Five ecologically rich and unique islands off the coast of Southern California are collectively known as Channel Islands National Park. Visiting requires a bit more planning as you need to pick an island and reserve a seat on ferry or plane to get there. For our first time visiting we chose the largest of the islands, Santa Cruz, three times the size of Manhattan and the largest island in California there would be plenty to do. We chose to book a ferry with Island Packers leaving from the NPS Visitor’s Center in Santa Barbara and it was a wonderful scenic trip.
On a grey foggy day the drizzle couldn’t dampen the dolphins mood, gleefully frolicking by our boat.
Arriving on the island there are plenty of hiking trails, but for camping and kayaking you must plan in advance. Kayaking could prove to be incredible because one of the largest sea caves in the world is located on the island – Painted Cave – and there is an abundance of marine life nearby.

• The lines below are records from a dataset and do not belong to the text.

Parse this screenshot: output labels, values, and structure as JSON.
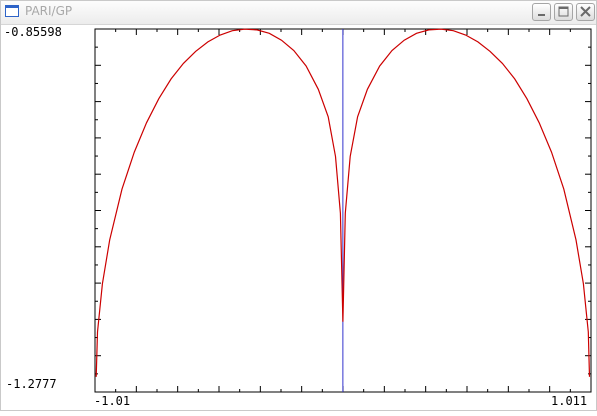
{
  "window": {
    "title": "PARI/GP",
    "icon": "window-icon",
    "buttons": [
      "minimize-icon",
      "maximize-icon",
      "close-icon"
    ]
  },
  "plot": {
    "y_top_label": "-0.85598",
    "y_bottom_label": "-1.2777",
    "x_left_label": "-1.01",
    "x_right_label": "1.011",
    "colors": {
      "frame": "#000000",
      "curve": "#cc0000",
      "axis": "#3333cc"
    }
  },
  "chart_data": {
    "type": "line",
    "title": "",
    "xlabel": "",
    "ylabel": "",
    "xlim": [
      -1.01,
      1.011
    ],
    "ylim": [
      -1.2777,
      -0.85598
    ],
    "grid": false,
    "series": [
      {
        "color": "#cc0000",
        "x": [
          -1.005,
          -1.0,
          -0.98,
          -0.95,
          -0.9,
          -0.85,
          -0.8,
          -0.75,
          -0.7,
          -0.65,
          -0.6,
          -0.55,
          -0.5,
          -0.45,
          -0.4,
          -0.35,
          -0.3,
          -0.25,
          -0.2,
          -0.15,
          -0.1,
          -0.06,
          -0.03,
          -0.01,
          0.0,
          0.01,
          0.03,
          0.06,
          0.1,
          0.15,
          0.2,
          0.25,
          0.3,
          0.35,
          0.4,
          0.45,
          0.5,
          0.55,
          0.6,
          0.65,
          0.7,
          0.75,
          0.8,
          0.85,
          0.9,
          0.95,
          0.98,
          1.0,
          1.005
        ],
        "y": [
          -1.26,
          -1.208,
          -1.152,
          -1.101,
          -1.042,
          -0.999,
          -0.965,
          -0.937,
          -0.914,
          -0.896,
          -0.882,
          -0.871,
          -0.863,
          -0.858,
          -0.8562,
          -0.857,
          -0.861,
          -0.869,
          -0.881,
          -0.899,
          -0.926,
          -0.958,
          -1.004,
          -1.07,
          -1.196,
          -1.07,
          -1.004,
          -0.958,
          -0.926,
          -0.899,
          -0.881,
          -0.869,
          -0.861,
          -0.857,
          -0.8562,
          -0.858,
          -0.863,
          -0.871,
          -0.882,
          -0.896,
          -0.914,
          -0.937,
          -0.965,
          -0.999,
          -1.042,
          -1.101,
          -1.152,
          -1.208,
          -1.26
        ]
      }
    ],
    "axis_line": {
      "x": 0.0,
      "color": "#3333cc"
    }
  }
}
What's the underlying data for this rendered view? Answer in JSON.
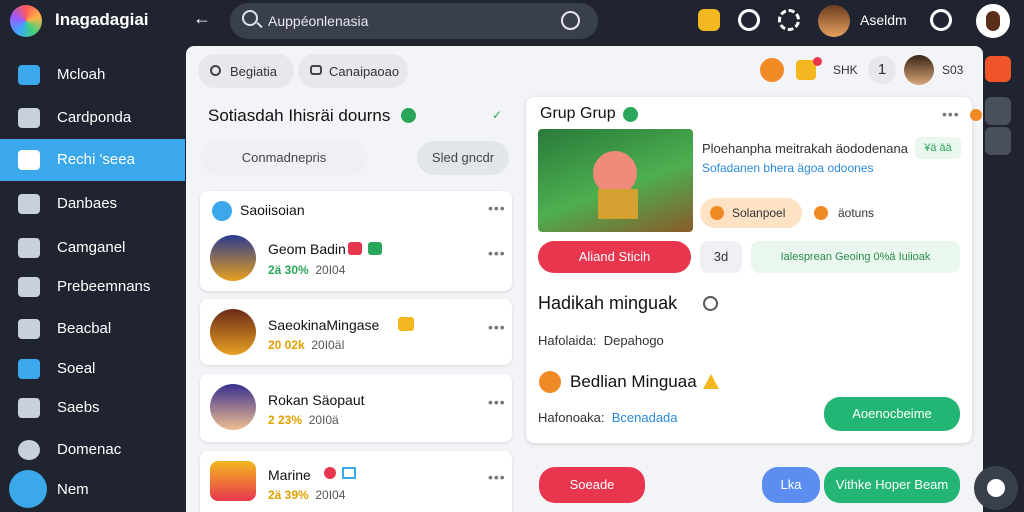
{
  "app": {
    "title": "Inagadagiai"
  },
  "search": {
    "placeholder": "Auppéonlenasia"
  },
  "user": {
    "name": "Aseldm",
    "badge_count": "1"
  },
  "sidebar": {
    "items": [
      {
        "label": "Mcloah",
        "icon": "home-icon"
      },
      {
        "label": "Cardponda",
        "icon": "list-icon"
      },
      {
        "label": "Rechi 'seea",
        "icon": "share-icon",
        "active": true
      },
      {
        "label": "Danbaes",
        "icon": "grid-icon"
      },
      {
        "label": "Camganel",
        "icon": "chart-icon"
      },
      {
        "label": "Prebeemnans",
        "icon": "pencil-icon"
      },
      {
        "label": "Beacbal",
        "icon": "camera-icon"
      },
      {
        "label": "Soeal",
        "icon": "bird-icon"
      },
      {
        "label": "Saebs",
        "icon": "people-icon"
      },
      {
        "label": "Domenac",
        "icon": "pin-icon"
      },
      {
        "label": "Nem",
        "icon": "bolt-icon"
      }
    ]
  },
  "toolbar": {
    "chip1": "Begiatia",
    "chip2": "Canaipaoao",
    "chip3": "SHK",
    "counter": "1",
    "count_text": "S03"
  },
  "left_panel": {
    "heading": "Sotiasdah Ihisräi dourns",
    "tab_a": "Conmadnepris",
    "tab_b": "Sled gncdr",
    "section_title": "Saoiisoian",
    "groups": [
      {
        "name": "Geom Badin",
        "pct": "2ä 30%",
        "num": "20I04"
      },
      {
        "name": "SaeokinaMingase",
        "pct": "20 02k",
        "num": "20I0äI"
      },
      {
        "name": "Rokan Säopaut",
        "pct": "2 23%",
        "num": "20I0ä"
      },
      {
        "name": "Marine",
        "pct": "2ä 39%",
        "num": "20I04"
      }
    ]
  },
  "right_panel": {
    "title": "Grup Grup",
    "desc_line1": "Ploehanpha meitrakah äododenana",
    "desc_line2": "Sofadanen bhera ägoa odoones",
    "small_chip": "¥ä ää",
    "tag1": "Solanpoel",
    "tag2": "äotuns",
    "primary_button": "Aliand Sticih",
    "count_chip": "3d",
    "status_chip": "Ialesprean Geoing 0%ä Iuiioak",
    "heading1": "Hadikah minguak",
    "row1_label": "Hafolaida:",
    "row1_value": "Depahogo",
    "heading2": "Bedlian Minguaa",
    "row2_label": "Hafonoaka:",
    "row2_value": "Bcenadada",
    "green_button": "Aoenocbeime"
  },
  "bottom": {
    "red_button": "Soeade",
    "blue_button": "Lka",
    "green_button": "Vithke Hoper Beam"
  },
  "colors": {
    "accent": "#3aa8ea",
    "red": "#e8364f",
    "green": "#22b573",
    "orange": "#f08a24",
    "blue": "#5b8ef0"
  }
}
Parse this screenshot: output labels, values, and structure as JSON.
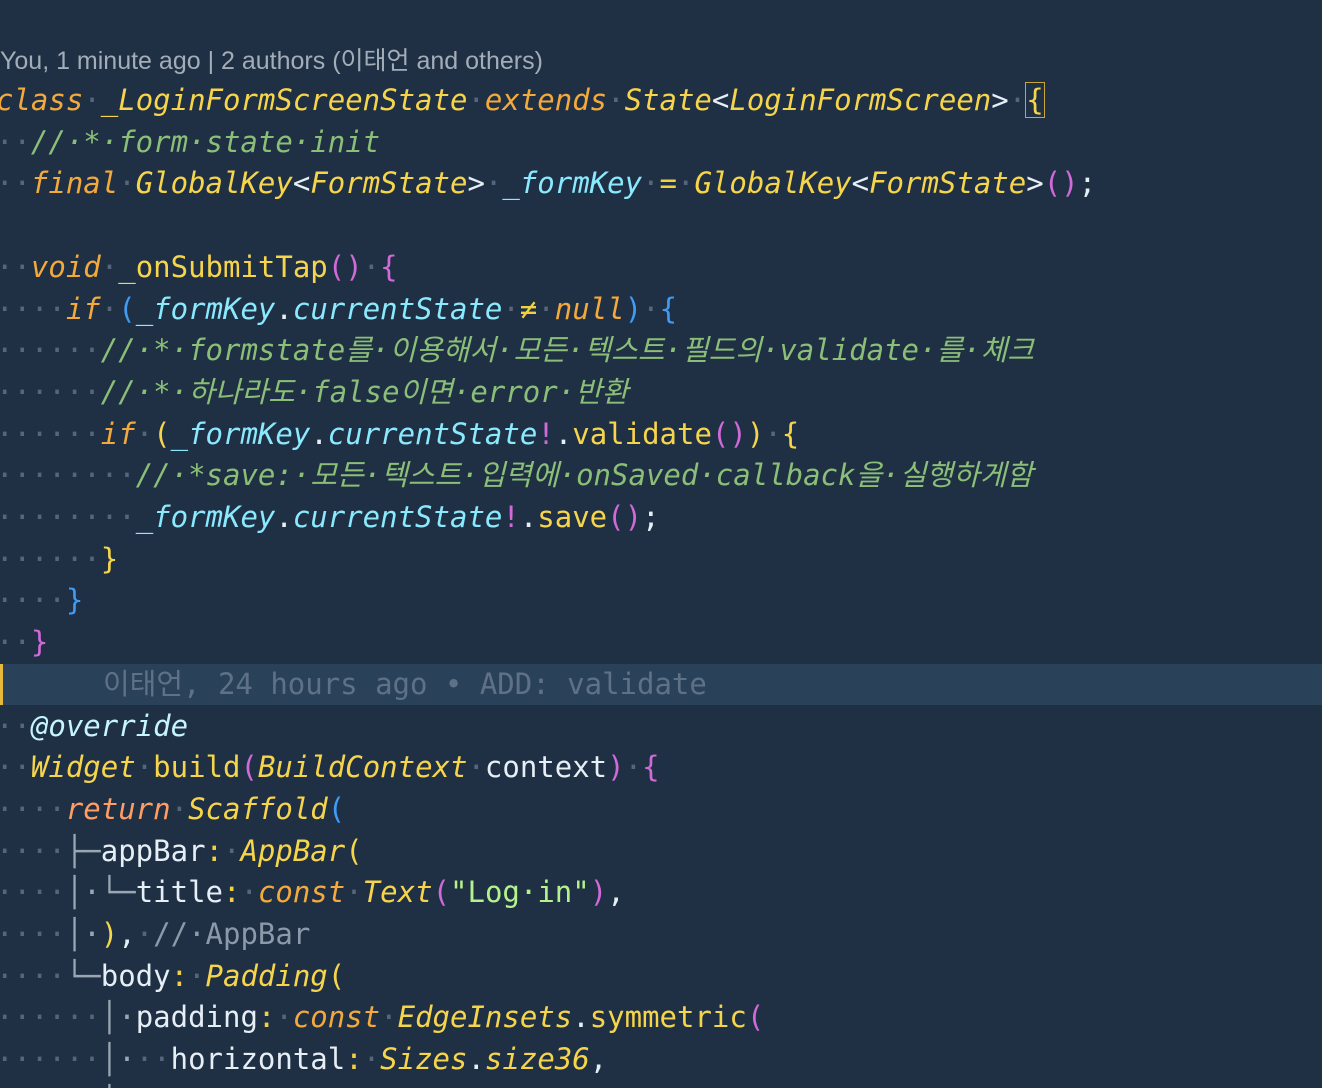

Since it was our first time and we weren’t staying overnight, we chose to simply hike and explore. Smugglers Cove was first on the list a 7.5 mile trail leading to a remote beach.
Along the way we had a chance to admire the flora and fauna, while we didn’t see the endemic scrub-jay (there are 60 species found only on this island), we did see plenty of hummingbirds (my favorite!).
The hike offered varying terrain and phenomenal views of what I dubbed the Hershey Kiss islands not far off the coast.
The rolling hills were a great work out and the final downhill stretch brings you to a secluded beach with chunky multicolored stones and turquoise water – the perfect private picnic spot.
Our way back was filled with a different perspective on the rugged mountain range.
Santa Cruz has the highest peak of all the islands at 2,450 ft – Diablo Peak. We meandered off a herd trail to look down over to the stoic cliffs and sea arches, and spotted some adorable sleepy husky seals.
With extra time to spare we decided to do a second hike, Cavern Point Loop trail at 2 miles. Quickly gain some elevation – but then it’s a smooth hike from high above. Feast your eyes on seriously gorgeous sea cliffs, stark and unforgiving.
I swear one looked exactly like the profile of a man gazing out into the ocean, but I always love finding faces in the stones.
An incredible panorama peaking into the caves, just be careful by the edge because it’s a long way down.
Not wasting a precious moment on this island, our last venture was to explore the historical remnants right near where the ferry would be departing. The island has a long history of human inhabitation for thousands of years by Native Americans and more recently by European settlers as a sheep ranch.
This was the last national park on west coast road trip and although California has many bigger names in the NPS, Channel Islands was an unforgettable experience filled with natural splendor – far away from the crowds, yet so close to Los Angeles, our final destination.